Loss of electric service disrupts the simple tasks of daily living – cooking, washing clothes, reading by a lamp. We here at Entergy Corporation know that disruptions will come, either in the form of weather disturbances or other grid interruptions. That certainty has fueled advance planning to mitigate impacts as an ongoing, ever-improving key companywide imperative. Part of that planning includes sharing of resources among Entergy operating companies and participation in regional mutual assistance partnerships with other utilities.
To that end, Entergy has also joined the relatively new RESTORE collaboration. The name stands for Regional Equipment Sharing for Transmission Outage Restoration. The group was formed by the Atlanta, Georgia-based Southern Company in 2016. Twenty-eight companies now participate in RESTORE. While there are slight differences in operating styles, we all share a common focus: bolster grid resilience.

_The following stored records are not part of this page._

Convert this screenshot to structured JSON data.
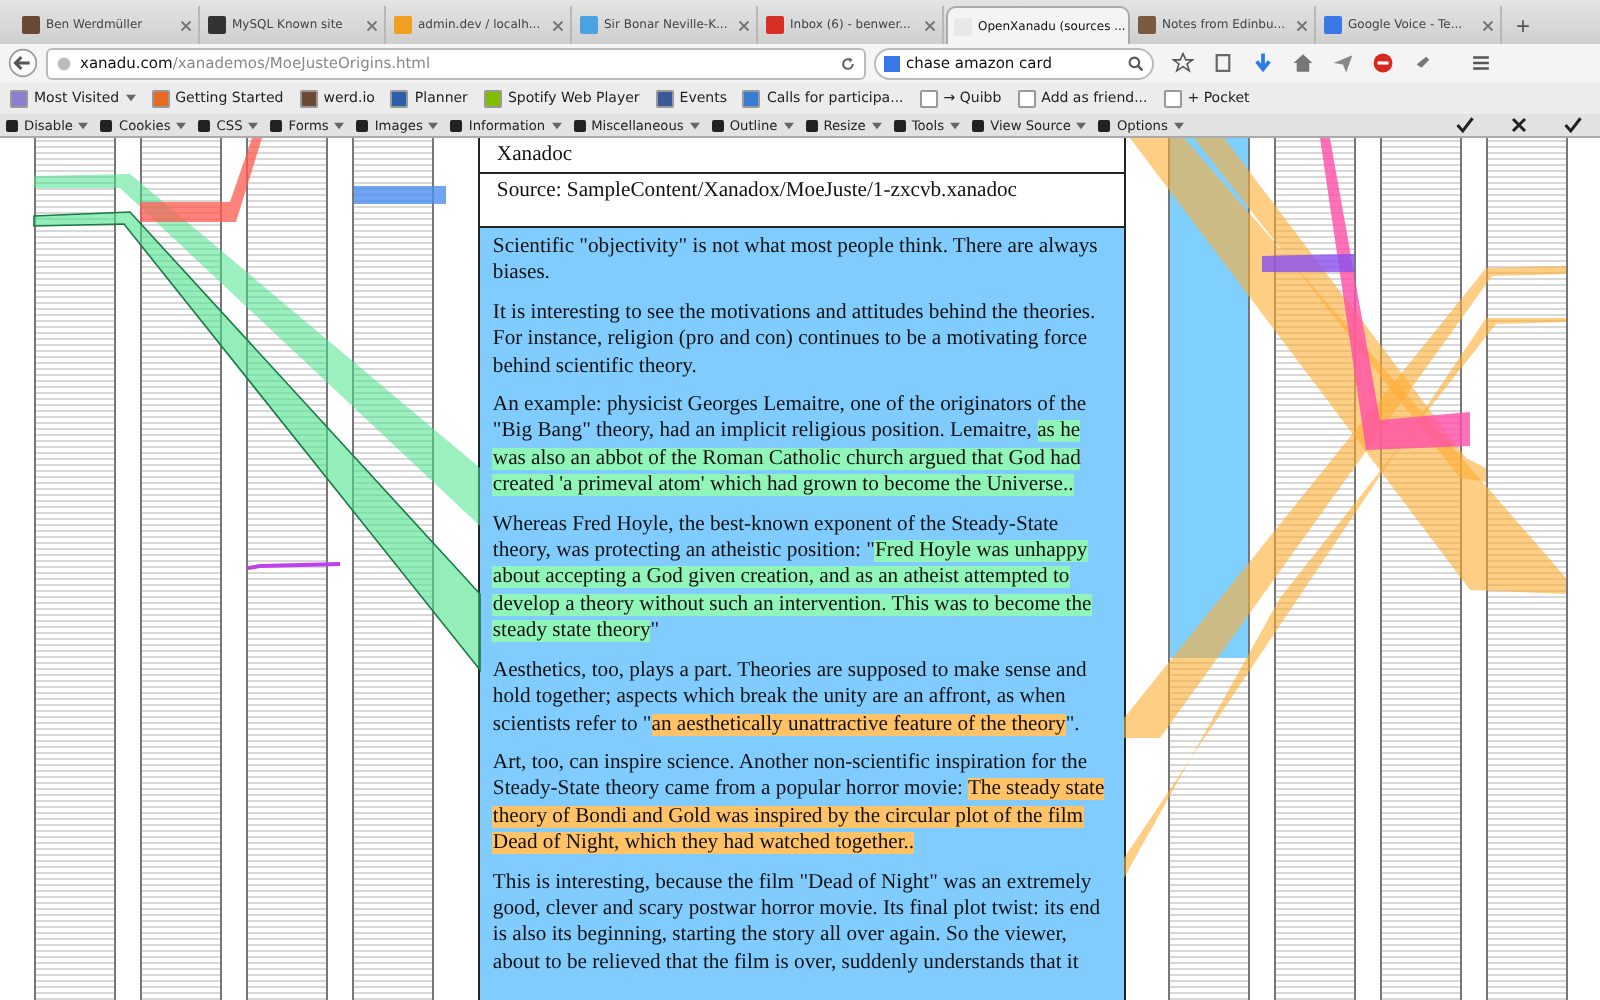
{
  "tabs": [
    {
      "title": "Ben Werdmüller",
      "selected": false,
      "color": "#6b4a35"
    },
    {
      "title": "MySQL Known site",
      "selected": false,
      "color": "#333333"
    },
    {
      "title": "admin.dev / localh...",
      "selected": false,
      "color": "#f0a020"
    },
    {
      "title": "Sir Bonar Neville-K...",
      "selected": false,
      "color": "#4aa3e0"
    },
    {
      "title": "Inbox (6) - benwer...",
      "selected": false,
      "color": "#d93025"
    },
    {
      "title": "OpenXanadu (sources ...",
      "selected": true,
      "color": "#e8e8e8"
    },
    {
      "title": "Notes from Edinbu...",
      "selected": false,
      "color": "#7a5a40"
    },
    {
      "title": "Google Voice - Te...",
      "selected": false,
      "color": "#3b78e7"
    }
  ],
  "new_tab": "+",
  "address_bar": {
    "host": "xanadu.com",
    "path": "/xanademos/MoeJusteOrigins.html"
  },
  "search": {
    "value": "chase amazon card"
  },
  "bookmarks": [
    {
      "label": "Most Visited",
      "color": "#8a7fd0",
      "dropdown": true
    },
    {
      "label": "Getting Started",
      "color": "#e66a1f",
      "dropdown": false
    },
    {
      "label": "werd.io",
      "color": "#6b4a35",
      "dropdown": false
    },
    {
      "label": "Planner",
      "color": "#2d5fa8",
      "dropdown": false
    },
    {
      "label": "Spotify Web Player",
      "color": "#84bd00",
      "dropdown": false
    },
    {
      "label": "Events",
      "color": "#3b5998",
      "dropdown": false
    },
    {
      "label": "Calls for participa...",
      "color": "#3a7bd5",
      "dropdown": false
    },
    {
      "label": "→ Quibb",
      "color": "#ffffff",
      "dropdown": false
    },
    {
      "label": "Add as friend...",
      "color": "#ffffff",
      "dropdown": false
    },
    {
      "label": "+ Pocket",
      "color": "#ffffff",
      "dropdown": false
    }
  ],
  "dev_toolbar": [
    "Disable",
    "Cookies",
    "CSS",
    "Forms",
    "Images",
    "Information",
    "Miscellaneous",
    "Outline",
    "Resize",
    "Tools",
    "View Source",
    "Options"
  ],
  "document": {
    "title": "Xanadoc",
    "source": "Source: SampleContent/Xanadox/MoeJuste/1-zxcvb.xanadoc",
    "paragraphs": [
      {
        "segments": [
          {
            "text": "Scientific \"objectivity\" is not what most people think. There are always biases.",
            "kind": "plain"
          }
        ]
      },
      {
        "segments": [
          {
            "text": "It is interesting to see the motivations and attitudes behind the theories. For instance, religion (pro and con) continues to be a motivating force behind scientific theory.",
            "kind": "plain"
          }
        ]
      },
      {
        "segments": [
          {
            "text": "An example: physicist Georges Lemaitre, one of the originators of the \"Big Bang\" theory, had an implicit religious position. Lemaitre, ",
            "kind": "plain"
          },
          {
            "text": "as he was also an abbot of the Roman Catholic church argued that God had created 'a primeval atom' which had grown to become the Universe..",
            "kind": "highlight",
            "color": "#8ff5b8"
          }
        ]
      },
      {
        "segments": [
          {
            "text": "Whereas Fred Hoyle, the best-known exponent of the Steady-State theory, was protecting an atheistic position: \"",
            "kind": "plain"
          },
          {
            "text": "Fred Hoyle was unhappy about accepting a God given creation, and as an atheist attempted to develop a theory without such an intervention. This was to become the steady state theory",
            "kind": "highlight",
            "color": "#8ff5b8"
          },
          {
            "text": "\"",
            "kind": "plain"
          }
        ]
      },
      {
        "segments": [
          {
            "text": "Aesthetics, too, plays a part. Theories are supposed to make sense and hold together; aspects which break the unity are an affront, as when scientists refer to \"",
            "kind": "plain"
          },
          {
            "text": "an aesthetically unattractive feature of the theory",
            "kind": "highlight",
            "color": "#ffc266"
          },
          {
            "text": "\".",
            "kind": "plain"
          }
        ]
      },
      {
        "segments": [
          {
            "text": "Art, too, can inspire science. Another non-scientific inspiration for the Steady-State theory came from a popular horror movie: ",
            "kind": "plain"
          },
          {
            "text": "The steady state theory of Bondi and Gold was inspired by the circular plot of the film Dead of Night, which they had watched together..",
            "kind": "highlight",
            "color": "#ffc266"
          }
        ]
      },
      {
        "segments": [
          {
            "text": "This is interesting, because the film \"Dead of Night\" was an extremely good, clever and scary postwar horror movie. Its final plot twist: its end is also its beginning, starting the story all over again. So the viewer, about to be relieved that the film is over, suddenly understands that it",
            "kind": "plain"
          }
        ]
      }
    ]
  },
  "left_documents": [
    {
      "highlighted": false
    },
    {
      "highlighted": false
    },
    {
      "highlighted": false
    },
    {
      "highlighted": false
    }
  ],
  "right_documents": [
    {
      "highlighted": true
    },
    {
      "highlighted": false
    },
    {
      "highlighted": false
    },
    {
      "highlighted": false
    }
  ]
}
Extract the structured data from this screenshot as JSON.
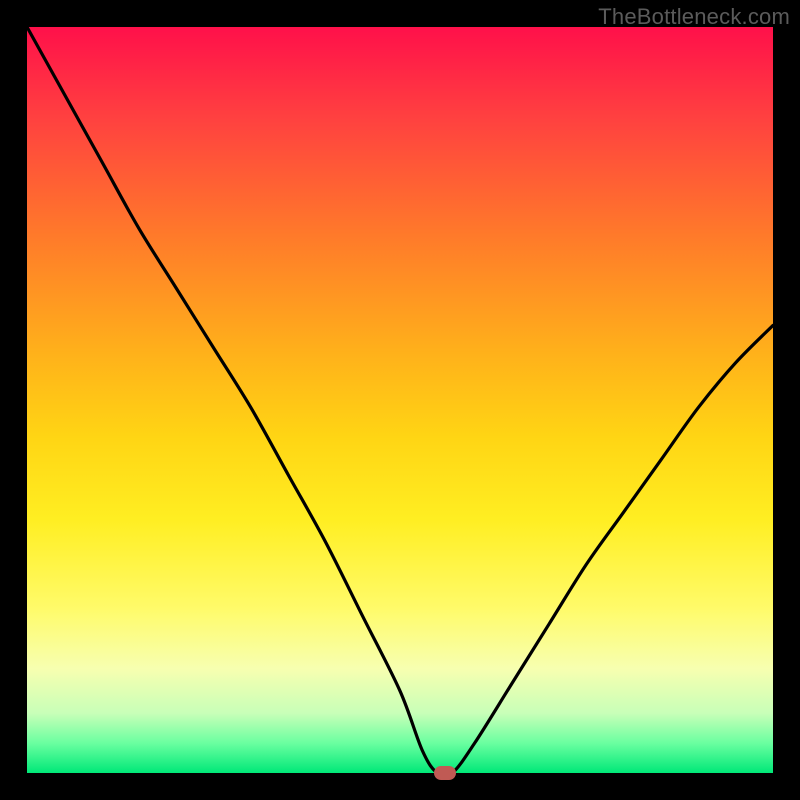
{
  "watermark": "TheBottleneck.com",
  "colors": {
    "frame": "#000000",
    "gradient_top": "#ff104a",
    "gradient_bottom": "#00e878",
    "curve": "#000000",
    "marker": "#c05a54"
  },
  "chart_data": {
    "type": "line",
    "title": "",
    "xlabel": "",
    "ylabel": "",
    "xlim": [
      0,
      100
    ],
    "ylim": [
      0,
      100
    ],
    "grid": false,
    "legend": false,
    "x": [
      0,
      5,
      10,
      15,
      20,
      25,
      30,
      35,
      40,
      45,
      50,
      53,
      55,
      57,
      60,
      65,
      70,
      75,
      80,
      85,
      90,
      95,
      100
    ],
    "values": [
      100,
      91,
      82,
      73,
      65,
      57,
      49,
      40,
      31,
      21,
      11,
      3,
      0,
      0,
      4,
      12,
      20,
      28,
      35,
      42,
      49,
      55,
      60
    ],
    "marker": {
      "x": 56,
      "y": 0
    },
    "note": "values interpreted as percent of plot height from bottom (0 = bottom green band, 100 = top)"
  }
}
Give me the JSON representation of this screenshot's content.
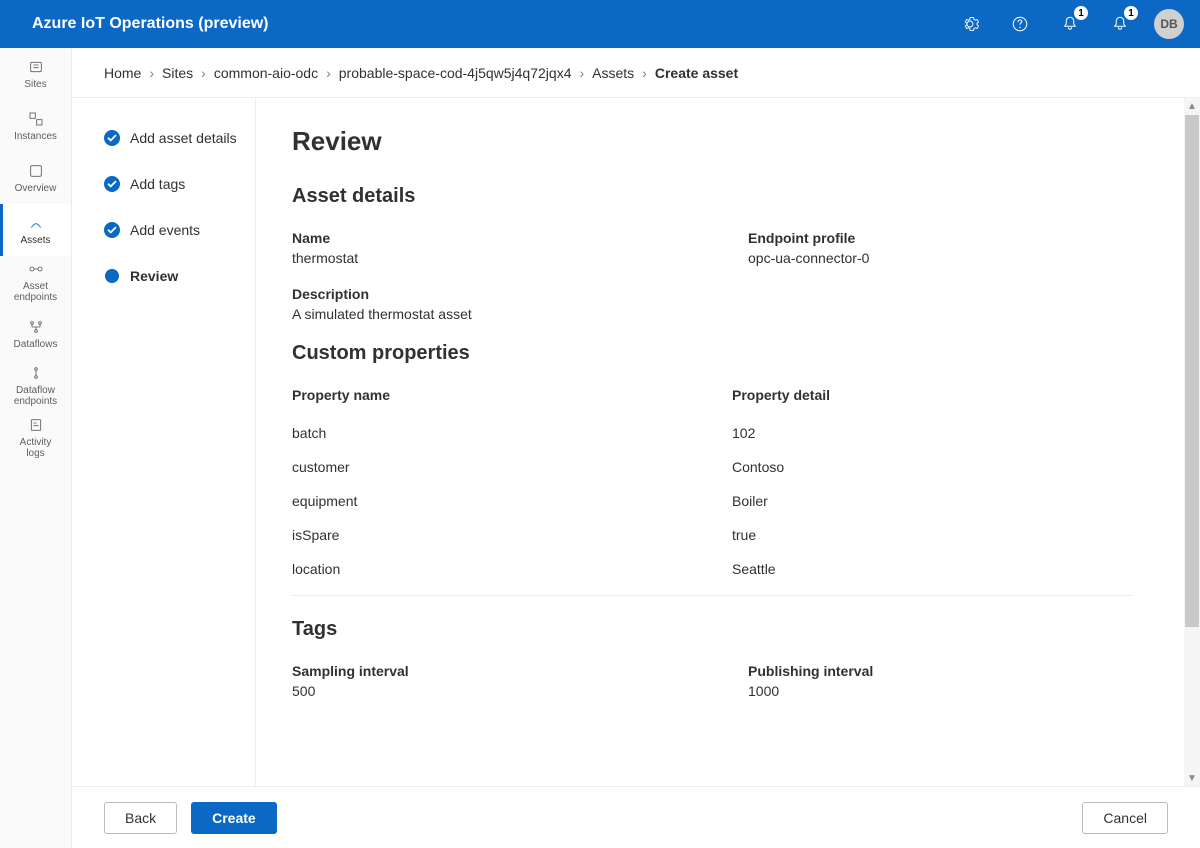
{
  "header": {
    "appTitle": "Azure IoT Operations (preview)",
    "notifBadge1": "1",
    "notifBadge2": "1",
    "userInitials": "DB"
  },
  "sidenav": [
    {
      "id": "sites",
      "label": "Sites"
    },
    {
      "id": "instances",
      "label": "Instances"
    },
    {
      "id": "overview",
      "label": "Overview"
    },
    {
      "id": "assets",
      "label": "Assets",
      "active": true
    },
    {
      "id": "asset-endpoints",
      "label": "Asset\nendpoints"
    },
    {
      "id": "dataflows",
      "label": "Dataflows"
    },
    {
      "id": "dataflow-endpoints",
      "label": "Dataflow\nendpoints"
    },
    {
      "id": "activity-logs",
      "label": "Activity\nlogs"
    }
  ],
  "breadcrumb": {
    "items": [
      "Home",
      "Sites",
      "common-aio-odc",
      "probable-space-cod-4j5qw5j4q72jqx4",
      "Assets"
    ],
    "current": "Create asset"
  },
  "steps": [
    {
      "label": "Add asset details",
      "done": true
    },
    {
      "label": "Add tags",
      "done": true
    },
    {
      "label": "Add events",
      "done": true
    },
    {
      "label": "Review",
      "active": true
    }
  ],
  "review": {
    "title": "Review",
    "assetDetails": {
      "heading": "Asset details",
      "name": {
        "label": "Name",
        "value": "thermostat"
      },
      "endpointProfile": {
        "label": "Endpoint profile",
        "value": "opc-ua-connector-0"
      },
      "description": {
        "label": "Description",
        "value": "A simulated thermostat asset"
      }
    },
    "customProperties": {
      "heading": "Custom properties",
      "nameHeader": "Property name",
      "detailHeader": "Property detail",
      "rows": [
        {
          "name": "batch",
          "detail": "102"
        },
        {
          "name": "customer",
          "detail": "Contoso"
        },
        {
          "name": "equipment",
          "detail": "Boiler"
        },
        {
          "name": "isSpare",
          "detail": "true"
        },
        {
          "name": "location",
          "detail": "Seattle"
        }
      ]
    },
    "tags": {
      "heading": "Tags",
      "sampling": {
        "label": "Sampling interval",
        "value": "500"
      },
      "publishing": {
        "label": "Publishing interval",
        "value": "1000"
      }
    }
  },
  "footer": {
    "back": "Back",
    "create": "Create",
    "cancel": "Cancel"
  }
}
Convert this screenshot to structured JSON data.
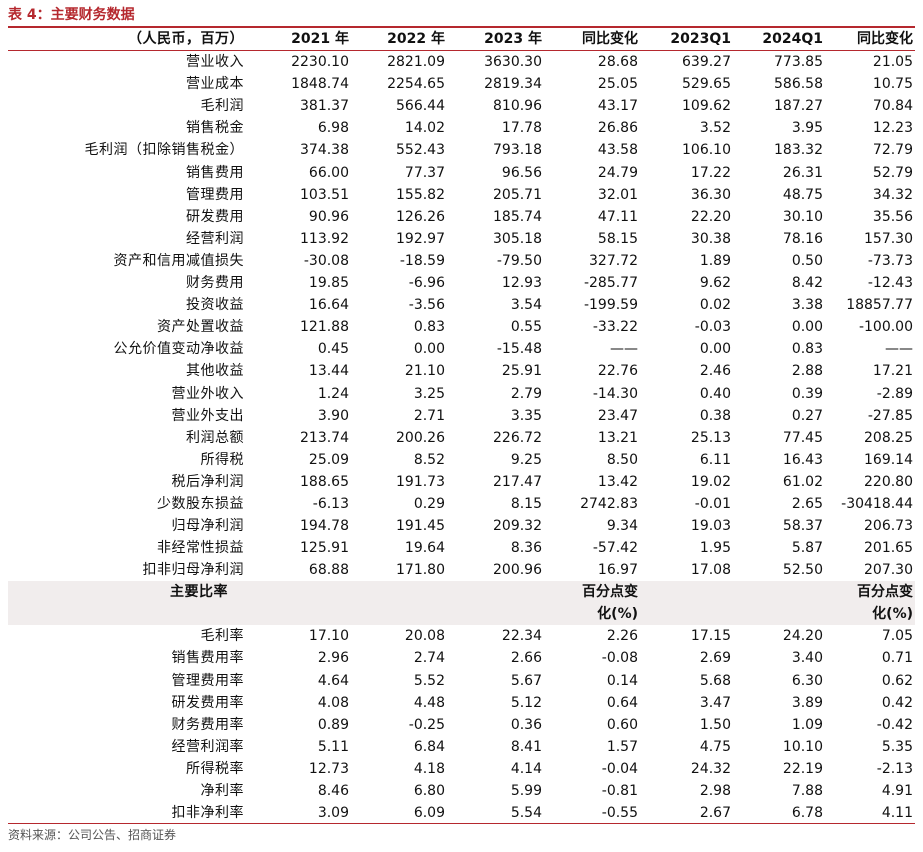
{
  "caption": "表 4：主要财务数据",
  "header": [
    "（人民币，百万）",
    "2021 年",
    "2022 年",
    "2023 年",
    "同比变化",
    "2023Q1",
    "2024Q1",
    "同比变化"
  ],
  "rows": [
    [
      "营业收入",
      "2230.10",
      "2821.09",
      "3630.30",
      "28.68",
      "639.27",
      "773.85",
      "21.05"
    ],
    [
      "营业成本",
      "1848.74",
      "2254.65",
      "2819.34",
      "25.05",
      "529.65",
      "586.58",
      "10.75"
    ],
    [
      "毛利润",
      "381.37",
      "566.44",
      "810.96",
      "43.17",
      "109.62",
      "187.27",
      "70.84"
    ],
    [
      "销售税金",
      "6.98",
      "14.02",
      "17.78",
      "26.86",
      "3.52",
      "3.95",
      "12.23"
    ],
    [
      "毛利润（扣除销售税金）",
      "374.38",
      "552.43",
      "793.18",
      "43.58",
      "106.10",
      "183.32",
      "72.79"
    ],
    [
      "销售费用",
      "66.00",
      "77.37",
      "96.56",
      "24.79",
      "17.22",
      "26.31",
      "52.79"
    ],
    [
      "管理费用",
      "103.51",
      "155.82",
      "205.71",
      "32.01",
      "36.30",
      "48.75",
      "34.32"
    ],
    [
      "研发费用",
      "90.96",
      "126.26",
      "185.74",
      "47.11",
      "22.20",
      "30.10",
      "35.56"
    ],
    [
      "经营利润",
      "113.92",
      "192.97",
      "305.18",
      "58.15",
      "30.38",
      "78.16",
      "157.30"
    ],
    [
      "资产和信用减值损失",
      "-30.08",
      "-18.59",
      "-79.50",
      "327.72",
      "1.89",
      "0.50",
      "-73.73"
    ],
    [
      "财务费用",
      "19.85",
      "-6.96",
      "12.93",
      "-285.77",
      "9.62",
      "8.42",
      "-12.43"
    ],
    [
      "投资收益",
      "16.64",
      "-3.56",
      "3.54",
      "-199.59",
      "0.02",
      "3.38",
      "18857.77"
    ],
    [
      "资产处置收益",
      "121.88",
      "0.83",
      "0.55",
      "-33.22",
      "-0.03",
      "0.00",
      "-100.00"
    ],
    [
      "公允价值变动净收益",
      "0.45",
      "0.00",
      "-15.48",
      "——",
      "0.00",
      "0.83",
      "——"
    ],
    [
      "其他收益",
      "13.44",
      "21.10",
      "25.91",
      "22.76",
      "2.46",
      "2.88",
      "17.21"
    ],
    [
      "营业外收入",
      "1.24",
      "3.25",
      "2.79",
      "-14.30",
      "0.40",
      "0.39",
      "-2.89"
    ],
    [
      "营业外支出",
      "3.90",
      "2.71",
      "3.35",
      "23.47",
      "0.38",
      "0.27",
      "-27.85"
    ],
    [
      "利润总额",
      "213.74",
      "200.26",
      "226.72",
      "13.21",
      "25.13",
      "77.45",
      "208.25"
    ],
    [
      "所得税",
      "25.09",
      "8.52",
      "9.25",
      "8.50",
      "6.11",
      "16.43",
      "169.14"
    ],
    [
      "税后净利润",
      "188.65",
      "191.73",
      "217.47",
      "13.42",
      "19.02",
      "61.02",
      "220.80"
    ],
    [
      "少数股东损益",
      "-6.13",
      "0.29",
      "8.15",
      "2742.83",
      "-0.01",
      "2.65",
      "-30418.44"
    ],
    [
      "归母净利润",
      "194.78",
      "191.45",
      "209.32",
      "9.34",
      "19.03",
      "58.37",
      "206.73"
    ],
    [
      "非经常性损益",
      "125.91",
      "19.64",
      "8.36",
      "-57.42",
      "1.95",
      "5.87",
      "201.65"
    ],
    [
      "扣非归母净利润",
      "68.88",
      "171.80",
      "200.96",
      "16.97",
      "17.08",
      "52.50",
      "207.30"
    ]
  ],
  "ratio_header": {
    "label": "主要比率",
    "change_line1": "百分点变",
    "change_line2": "化(%)"
  },
  "ratio_rows": [
    [
      "毛利率",
      "17.10",
      "20.08",
      "22.34",
      "2.26",
      "17.15",
      "24.20",
      "7.05"
    ],
    [
      "销售费用率",
      "2.96",
      "2.74",
      "2.66",
      "-0.08",
      "2.69",
      "3.40",
      "0.71"
    ],
    [
      "管理费用率",
      "4.64",
      "5.52",
      "5.67",
      "0.14",
      "5.68",
      "6.30",
      "0.62"
    ],
    [
      "研发费用率",
      "4.08",
      "4.48",
      "5.12",
      "0.64",
      "3.47",
      "3.89",
      "0.42"
    ],
    [
      "财务费用率",
      "0.89",
      "-0.25",
      "0.36",
      "0.60",
      "1.50",
      "1.09",
      "-0.42"
    ],
    [
      "经营利润率",
      "5.11",
      "6.84",
      "8.41",
      "1.57",
      "4.75",
      "10.10",
      "5.35"
    ],
    [
      "所得税率",
      "12.73",
      "4.18",
      "4.14",
      "-0.04",
      "24.32",
      "22.19",
      "-2.13"
    ],
    [
      "净利率",
      "8.46",
      "6.80",
      "5.99",
      "-0.81",
      "2.98",
      "7.88",
      "4.91"
    ],
    [
      "扣非净利率",
      "3.09",
      "6.09",
      "5.54",
      "-0.55",
      "2.67",
      "6.78",
      "4.11"
    ]
  ],
  "source": "资料来源：公司公告、招商证券"
}
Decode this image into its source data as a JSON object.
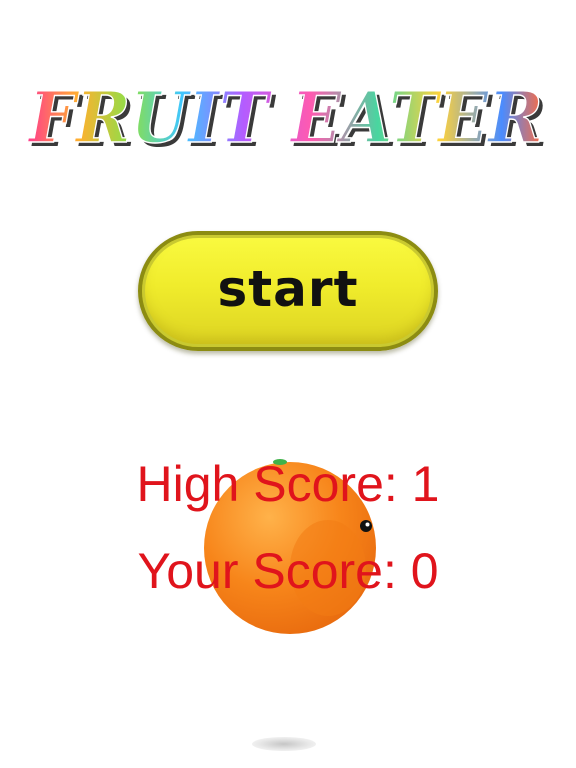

Entergy views the program as one more way for the company to speed recovery after a catastrophe—an outcome desired by customers, owners, employees and communities. There is no fee to participate in the program. Our ultimate goal is to ensure that we foster an arrangement that benefits our customers by cooperating with neighboring utilities for additional resources in times of natural disasters. This will lead to efficiency in response time, expedited recovery and grid resilience for our transmission system and our customers.
The national importance of a strategic transformer reserve was highlighted by the Department of Energy’s Strategic Transformer Reserve Report to Congress earlier this year. Spares available through RESTORE are earmarked for catastrophic events. As a member company, Entergy is committed to holding six autotransformers in reserve for the program, making them available for other participating companies when needed while providing an opportunity to obtain ATs in return.
Entergy joined RESTORE in September, though the decision to join was being strongly considered before Hurricane Harvey drenched Southeast Texas and Southwest Louisiana with record-breaking rainfall. The storm simply reinforced the wisdom of joining. Five mobile transformers provided by Entergy Louisiana, Entergy Mississippi and three neighboring utilities helped get the power back on for impacted Entergy Texas customers.
Additional equipment is expected to be added as the program continues to develop.
Mark Hunter works in Entergy’s transmission’s policy and regulatory group. He served on RESTORE’s Operating Committee and led Entergy’s initiative to join the group.